The angled indentations in the concrete of the mis-labelled Type 24.. deliberate or an accident in the shuttering?

23-05-2011, 06:40 PM
wow this is great, so much to see there, fantastic!

Thanks carlin. This whole line is quite superb and there are some rare items in amongst it. The sheer amount of concrete left is enough to keep me busy for many years.

Great bit of research Munchh, so often people only look at a pillbox in isolation and may fail to see the larger plan.

The angled indentations in the concrete of the mis-labelled Type 24.. deliberate or an accident in the shuttering?

Thanks SG. I think eventually, if you look at these defences for long enough, you're gonna want to know why, how etc. People can sometimes find a single PB a bit boring in exploration terms, I'm trying to show that these defences are far more than they at first appear and are an often overlooked but very important part of our military history.

The angled indentations are quite deliberate and all about attaching camouflage. You will often find the original wood battens (for nails etc) still in them. The PB at the very start of this report (M17) was actually disguised as a gypsy caravan. A photograph of it taken during the war (illegally of course) can be found on the info board at Donyatt Halt. :smile

23-05-2011, 08:55 PM
I wondered if the slots were for some piece of stagecraft, it seems odd to have that directly above an embrasure as it would appear to support a substantial beam.

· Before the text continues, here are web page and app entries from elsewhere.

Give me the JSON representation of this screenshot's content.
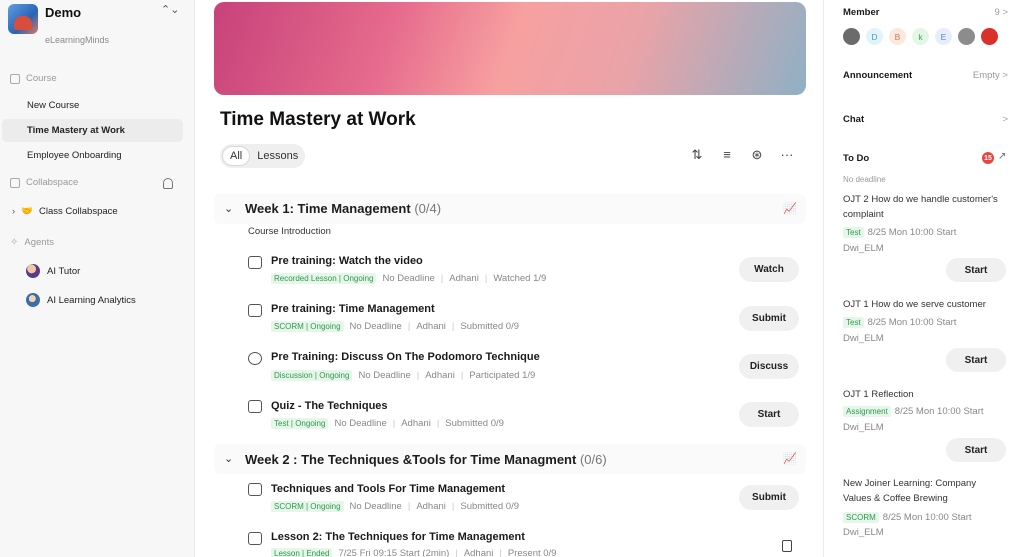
{
  "workspace": {
    "title": "Demo",
    "subtitle": "eLearningMinds",
    "switch_glyph": "⌃⌄"
  },
  "sidebar": {
    "course_section": "Course",
    "course_items": [
      "New Course",
      "Time Mastery at Work",
      "Employee Onboarding"
    ],
    "collab_section": "Collabspace",
    "collab_item": "Class Collabspace",
    "collab_emoji": "🤝",
    "agents_section": "Agents",
    "agents": [
      "AI Tutor",
      "AI Learning Analytics"
    ]
  },
  "main": {
    "title": "Time Mastery at Work",
    "filters": [
      "All",
      "Lessons"
    ],
    "tools": [
      "⇅",
      "≡",
      "⊛",
      "···"
    ],
    "weeks": [
      {
        "title": "Week 1: Time Management",
        "count": "(0/4)",
        "intro": "Course Introduction"
      },
      {
        "title": "Week 2 : The Techniques &Tools for Time Managment",
        "count": "(0/6)"
      }
    ],
    "lessons": [
      {
        "title": "Pre training: Watch the video",
        "tag": "Recorded Lesson | Ongoing",
        "deadline": "No Deadline",
        "author": "Adhani",
        "status": "Watched  1/9",
        "action": "Watch"
      },
      {
        "title": "Pre training: Time Management",
        "tag": "SCORM | Ongoing",
        "deadline": "No Deadline",
        "author": "Adhani",
        "status": "Submitted  0/9",
        "action": "Submit"
      },
      {
        "title": "Pre Training: Discuss On The Podomoro Technique",
        "tag": "Discussion | Ongoing",
        "deadline": "No Deadline",
        "author": "Adhani",
        "status": "Participated  1/9",
        "action": "Discuss"
      },
      {
        "title": "Quiz - The Techniques",
        "tag": "Test | Ongoing",
        "deadline": "No Deadline",
        "author": "Adhani",
        "status": "Submitted  0/9",
        "action": "Start"
      },
      {
        "title": "Techniques and Tools For Time Management",
        "tag": "SCORM | Ongoing",
        "deadline": "No Deadline",
        "author": "Adhani",
        "status": "Submitted  0/9",
        "action": "Submit"
      },
      {
        "title": "Lesson 2: The Techniques for Time Management",
        "tag": "Lesson | Ended",
        "deadline": "7/25 Fri 09:15 Start (2min)",
        "author": "Adhani",
        "status": "Present  0/9"
      }
    ]
  },
  "right_panel": {
    "member_label": "Member",
    "member_count": "9 >",
    "avatars": [
      {
        "letter": "",
        "bg": "#6b6b6b",
        "fg": "#ffffff"
      },
      {
        "letter": "D",
        "bg": "#e3f3fb",
        "fg": "#4aa3c9"
      },
      {
        "letter": "B",
        "bg": "#fbe9df",
        "fg": "#d07a4e"
      },
      {
        "letter": "k",
        "bg": "#e4f6e6",
        "fg": "#3aa35a"
      },
      {
        "letter": "E",
        "bg": "#e6eefb",
        "fg": "#5e86cc"
      },
      {
        "letter": "",
        "bg": "#8c8c8c",
        "fg": "#ffffff"
      },
      {
        "letter": "",
        "bg": "#d9302a",
        "fg": "#ffffff"
      }
    ],
    "announcement_label": "Announcement",
    "announcement_value": "Empty >",
    "chat_label": "Chat",
    "chat_arrow": ">",
    "todo_label": "To Do",
    "todo_count": "15",
    "todo_arrow": "↗",
    "no_deadline": "No deadline",
    "todos": [
      {
        "title": "OJT 2 How do we handle customer's complaint",
        "tag": "Test",
        "when": "8/25 Mon 10:00 Start",
        "user": "Dwi_ELM",
        "action": "Start"
      },
      {
        "title": "OJT 1 How do we serve customer",
        "tag": "Test",
        "when": "8/25 Mon 10:00 Start",
        "user": "Dwi_ELM",
        "action": "Start"
      },
      {
        "title": "OJT 1 Reflection",
        "tag": "Assignment",
        "when": "8/25 Mon 10:00 Start",
        "user": "Dwi_ELM",
        "action": "Start"
      },
      {
        "title": "New Joiner Learning: Company Values & Coffee Brewing",
        "tag": "SCORM",
        "when": "8/25 Mon 10:00 Start",
        "user": "Dwi_ELM"
      }
    ]
  }
}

Did the ledges under the embrasures have a notch for a Bren tripod?

23-05-2011, 11:14 PM
I wondered if the slots were for some piece of stagecraft, it seems odd to have that directly above an embrasure as it would appear to support a substantial beam.

Did the ledges under the embrasures have a notch for a Bren tripod?

The slots can be anywhere on the PB depending on the type of camouflage it seems. Also different shapes. The slot in the first shot still has the wood in it. The second is on a different part of the same PB;



Regarding the 'notch' you mention,

If you mean this;


M 17 does have it, M 16 does not.

Combined with this shelf from a PB in Park Wood, Wells;


It does this.


I found this picture a while back, courtesy of the Defence of East Sussex Project. The PB and tripod are real, the Bren is superimposed. Demonstrates nicely the way a Bren was set up in some PB's and the purpose of the hole;

or you may mean this? also from Park Wood, Wells and we think may be to rest the Bren bipod in when folded;


I've also seen this on the TSL;


and this. You may be able to make out the 3 circular indentations on the shelf;